> **Work to complete**
The answer must repeat each line of the material exactly.

⁂

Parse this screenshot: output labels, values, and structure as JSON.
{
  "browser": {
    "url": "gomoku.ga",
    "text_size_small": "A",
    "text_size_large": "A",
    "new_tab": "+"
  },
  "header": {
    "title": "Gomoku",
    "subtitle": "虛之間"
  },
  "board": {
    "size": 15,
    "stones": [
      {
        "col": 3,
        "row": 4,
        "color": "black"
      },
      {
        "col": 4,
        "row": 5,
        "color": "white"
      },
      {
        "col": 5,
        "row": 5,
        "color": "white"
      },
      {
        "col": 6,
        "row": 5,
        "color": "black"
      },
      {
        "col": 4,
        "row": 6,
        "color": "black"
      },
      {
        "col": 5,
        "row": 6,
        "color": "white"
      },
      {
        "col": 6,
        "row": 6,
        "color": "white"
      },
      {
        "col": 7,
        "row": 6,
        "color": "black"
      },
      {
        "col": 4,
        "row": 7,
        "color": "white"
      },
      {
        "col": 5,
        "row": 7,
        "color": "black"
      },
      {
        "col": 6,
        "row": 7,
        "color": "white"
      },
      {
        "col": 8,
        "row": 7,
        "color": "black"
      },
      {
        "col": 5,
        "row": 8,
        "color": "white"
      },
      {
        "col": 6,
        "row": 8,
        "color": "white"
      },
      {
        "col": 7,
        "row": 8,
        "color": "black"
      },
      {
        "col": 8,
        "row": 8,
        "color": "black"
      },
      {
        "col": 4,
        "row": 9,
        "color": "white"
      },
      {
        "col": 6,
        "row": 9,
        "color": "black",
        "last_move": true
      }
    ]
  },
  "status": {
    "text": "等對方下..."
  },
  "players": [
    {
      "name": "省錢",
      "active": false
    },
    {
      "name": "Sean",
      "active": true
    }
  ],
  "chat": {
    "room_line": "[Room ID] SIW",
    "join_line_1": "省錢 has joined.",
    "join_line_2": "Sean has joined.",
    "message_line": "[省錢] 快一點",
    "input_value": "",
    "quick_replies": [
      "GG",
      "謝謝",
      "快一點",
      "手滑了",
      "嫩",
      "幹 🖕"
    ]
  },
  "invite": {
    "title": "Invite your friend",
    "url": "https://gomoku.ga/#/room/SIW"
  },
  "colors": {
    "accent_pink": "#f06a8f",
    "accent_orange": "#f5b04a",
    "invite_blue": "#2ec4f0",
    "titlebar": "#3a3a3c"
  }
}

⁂

> **Response to this task**
Parse this screenshot: output labels, values, and structure as JSON.
{
  "browser": {
    "url": "gomoku.ga",
    "text_size_small": "A",
    "text_size_large": "A",
    "new_tab": "+"
  },
  "header": {
    "title": "Gomoku",
    "subtitle": "虛之間"
  },
  "board": {
    "size": 15,
    "stones": [
      {
        "col": 3,
        "row": 4,
        "color": "black"
      },
      {
        "col": 4,
        "row": 5,
        "color": "white"
      },
      {
        "col": 5,
        "row": 5,
        "color": "white"
      },
      {
        "col": 6,
        "row": 5,
        "color": "black"
      },
      {
        "col": 4,
        "row": 6,
        "color": "black"
      },
      {
        "col": 5,
        "row": 6,
        "color": "white"
      },
      {
        "col": 6,
        "row": 6,
        "color": "white"
      },
      {
        "col": 7,
        "row": 6,
        "color": "black"
      },
      {
        "col": 4,
        "row": 7,
        "color": "white"
      },
      {
        "col": 5,
        "row": 7,
        "color": "black"
      },
      {
        "col": 6,
        "row": 7,
        "color": "white"
      },
      {
        "col": 8,
        "row": 7,
        "color": "black"
      },
      {
        "col": 5,
        "row": 8,
        "color": "white"
      },
      {
        "col": 6,
        "row": 8,
        "color": "white"
      },
      {
        "col": 7,
        "row": 8,
        "color": "black"
      },
      {
        "col": 8,
        "row": 8,
        "color": "black"
      },
      {
        "col": 4,
        "row": 9,
        "color": "white"
      },
      {
        "col": 6,
        "row": 9,
        "color": "black",
        "last_move": true
      }
    ]
  },
  "status": {
    "text": "等對方下..."
  },
  "players": [
    {
      "name": "省錢",
      "active": false
    },
    {
      "name": "Sean",
      "active": true
    }
  ],
  "chat": {
    "room_line": "[Room ID] SIW",
    "join_line_1": "省錢 has joined.",
    "join_line_2": "Sean has joined.",
    "message_line": "[省錢] 快一點",
    "input_value": "",
    "quick_replies": [
      "GG",
      "謝謝",
      "快一點",
      "手滑了",
      "嫩",
      "幹 🖕"
    ]
  },
  "invite": {
    "title": "Invite your friend",
    "url": "https://gomoku.ga/#/room/SIW"
  },
  "colors": {
    "accent_pink": "#f06a8f",
    "accent_orange": "#f5b04a",
    "invite_blue": "#2ec4f0",
    "titlebar": "#3a3a3c"
  }
}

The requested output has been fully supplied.